It’s famine or frenzy time.  Either Agents are showing properties to their clients, with some degree of trepidation, because they aren’t really worth showing.  Or…they are scrambling like chickens with their heads cut off to help them compete with five other offers on some rate little needle-in-a-haystack exception that finally showed up on the market.
Can’t we just get a big handful of listings coming on,  that are pretty good homes with reasonable amenities in decent locations –  that don’t fly off the market in a week with a barrage of offers?  They don’t have to be perfect. Just above average.
Can’t we trade in some of the dogs – those built on 50 degree slopes next to the freeway with significant structural issues or failed septic systems – for just a few more of the modestly appealing kind? 
Inquiring Buyers want to know.
What a weird turnaround we’ve experienced in recent years.  Back in 2010,  30-40% of the inventory and sales fell into the distress category. Short sales and Bank REOs. 
On top of that, there was an underlying belief that a huge unseen cache of additional foreclosures,  known as the “Shadow Inventory”  was sitting out there. Held in the secret toxic asset vaults of  evil banks.   A giant supply of homes waiting to be released into the market and flood it with fresh meat.
These days, distress sales have dwindled to a tiny fraction of the inventory. Conversely,  all-cash purchases have risen precipitously and now constitute 30-40% of the non-distress sales.  We don’t hear anyone whispering about the Shadow Inventory anymore.  If it ever existed, it has disappeared through some nefarious unseen slight of hand. 
These days there’s a new shadow-ier Shadow Inventory that has risen to take the place of the old one.  It’s the inventory of nascent buyers out there… milling around on the sidelines.   Not by choice but by the sheer lack of places to purchase.  Stressed buyers rather than distressed properties.

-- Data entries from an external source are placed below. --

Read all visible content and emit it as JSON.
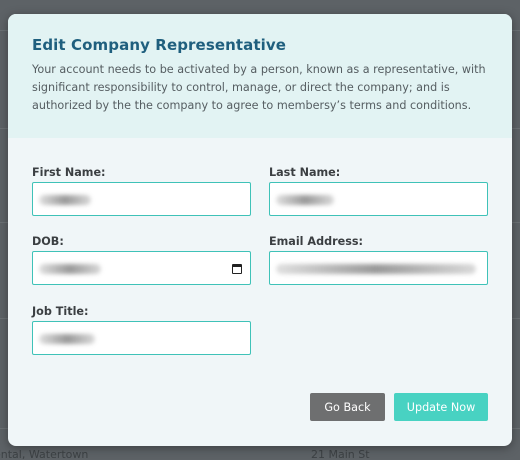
{
  "background": {
    "fragment_left": "ental, Watertown",
    "fragment_right": "21 Main St"
  },
  "modal": {
    "title": "Edit Company Representative",
    "description": "Your account needs to be activated by a person, known as a representative, with significant responsibility to control, manage, or direct the company; and is authorized by the the company to agree to membersy’s terms and conditions."
  },
  "form": {
    "first_name": {
      "label": "First Name:"
    },
    "last_name": {
      "label": "Last Name:"
    },
    "dob": {
      "label": "DOB:",
      "icon": "calendar-icon"
    },
    "email": {
      "label": "Email Address:"
    },
    "job_title": {
      "label": "Job Title:"
    }
  },
  "actions": {
    "back_label": "Go Back",
    "update_label": "Update Now"
  },
  "colors": {
    "title": "#1f5f7e",
    "input_border": "#3fc2b8",
    "update_button": "#48d2c2",
    "back_button": "#6e6f70",
    "header_bg": "#e2f3f3"
  }
}
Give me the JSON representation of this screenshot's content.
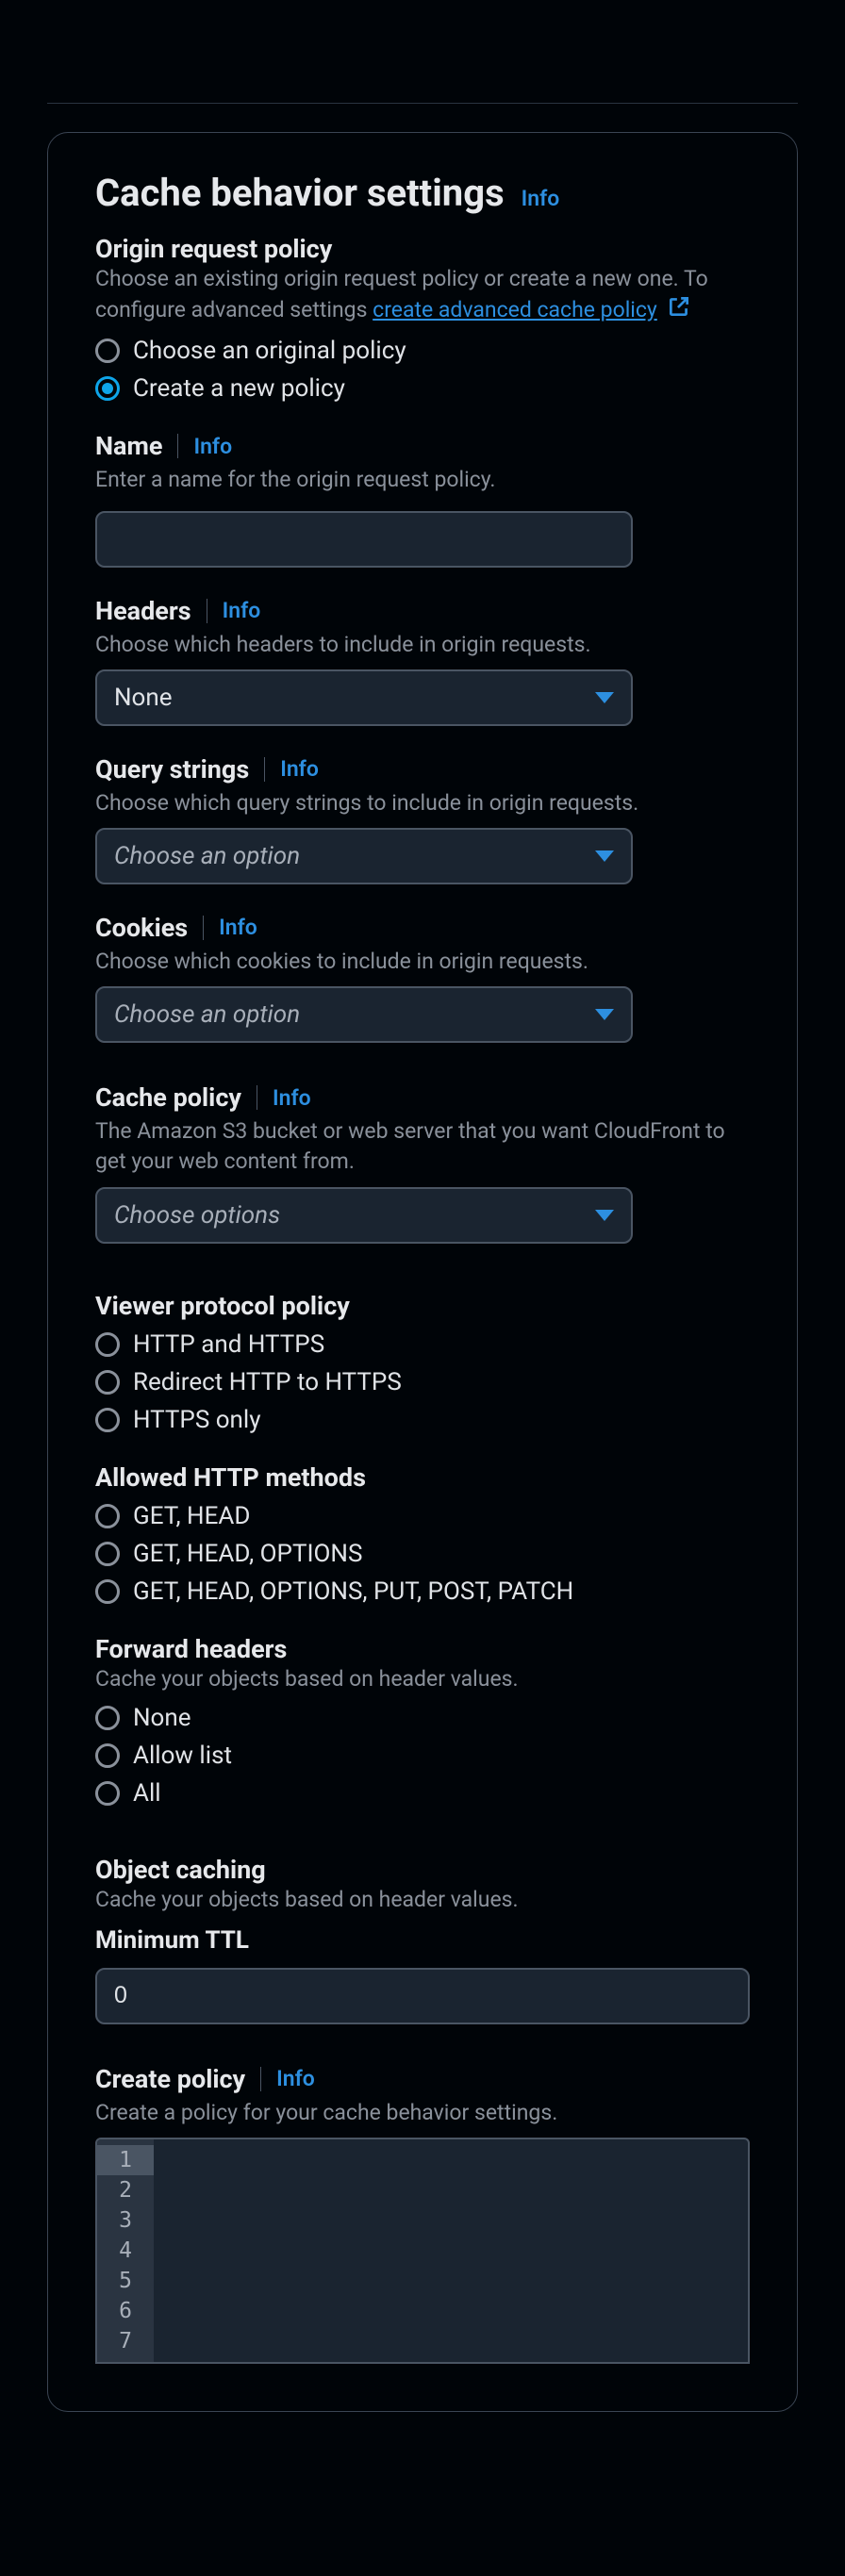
{
  "panel": {
    "title": "Cache behavior settings",
    "info": "Info"
  },
  "origin_request_policy": {
    "label": "Origin request policy",
    "helper": "Choose an existing origin request policy or create a new one. To configure advanced settings ",
    "link_text": "create advanced cache policy",
    "radio": {
      "choose": "Choose an original policy",
      "create": "Create a new policy"
    }
  },
  "name": {
    "label": "Name",
    "info": "Info",
    "helper": "Enter a name for the origin request policy.",
    "value": ""
  },
  "headers": {
    "label": "Headers",
    "info": "Info",
    "helper": "Choose which headers to include in origin requests.",
    "value": "None"
  },
  "query_strings": {
    "label": "Query strings",
    "info": "Info",
    "helper": "Choose which query strings to include in origin requests.",
    "placeholder": "Choose an option"
  },
  "cookies": {
    "label": "Cookies",
    "info": "Info",
    "helper": "Choose which cookies to include in origin requests.",
    "placeholder": "Choose an option"
  },
  "cache_policy": {
    "label": "Cache policy",
    "info": "Info",
    "helper": "The Amazon S3 bucket or web server that you want CloudFront to get your web content from.",
    "placeholder": "Choose options"
  },
  "viewer_protocol": {
    "label": "Viewer protocol policy",
    "options": [
      "HTTP and HTTPS",
      "Redirect HTTP to HTTPS",
      "HTTPS only"
    ]
  },
  "allowed_methods": {
    "label": "Allowed HTTP methods",
    "options": [
      "GET, HEAD",
      "GET, HEAD, OPTIONS",
      "GET, HEAD, OPTIONS, PUT, POST, PATCH"
    ]
  },
  "forward_headers": {
    "label": "Forward headers",
    "helper": "Cache your objects based on header values.",
    "options": [
      "None",
      "Allow list",
      "All"
    ]
  },
  "object_caching": {
    "label": "Object caching",
    "helper": "Cache your objects based on header values.",
    "min_ttl_label": "Minimum TTL",
    "min_ttl_value": "0"
  },
  "create_policy": {
    "label": "Create policy",
    "info": "Info",
    "helper": "Create a policy for your cache behavior settings.",
    "lines": [
      "1",
      "2",
      "3",
      "4",
      "5",
      "6",
      "7"
    ]
  }
}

The queue in the Shadow-ier Inventory is getting longer.  Off the top of my head, I can count at least six different sets of my own clients who are looking diligently. And have been for some time.  Six sets of major life transitions on hold for the time being.
They are ready, willing and able to buy. Just about every single Agent in SC County has their own clientele of qualified buyers that fits the same description. 
Have a 3 bedroom, 2 bath, 1700 sq ft home on a decent street, that’s not a total fixer, has a few upgrades and amenities,  priced between $600-$800k? Bring it on Sellers. 
You’ll be swamped at your first open house. You don’t have to wait.  All those apocryphal notions and suburban myths about Thanksgiving and Christmas always being bad times to sell are silly. 
List it and they will come.  Now. 
To be continued.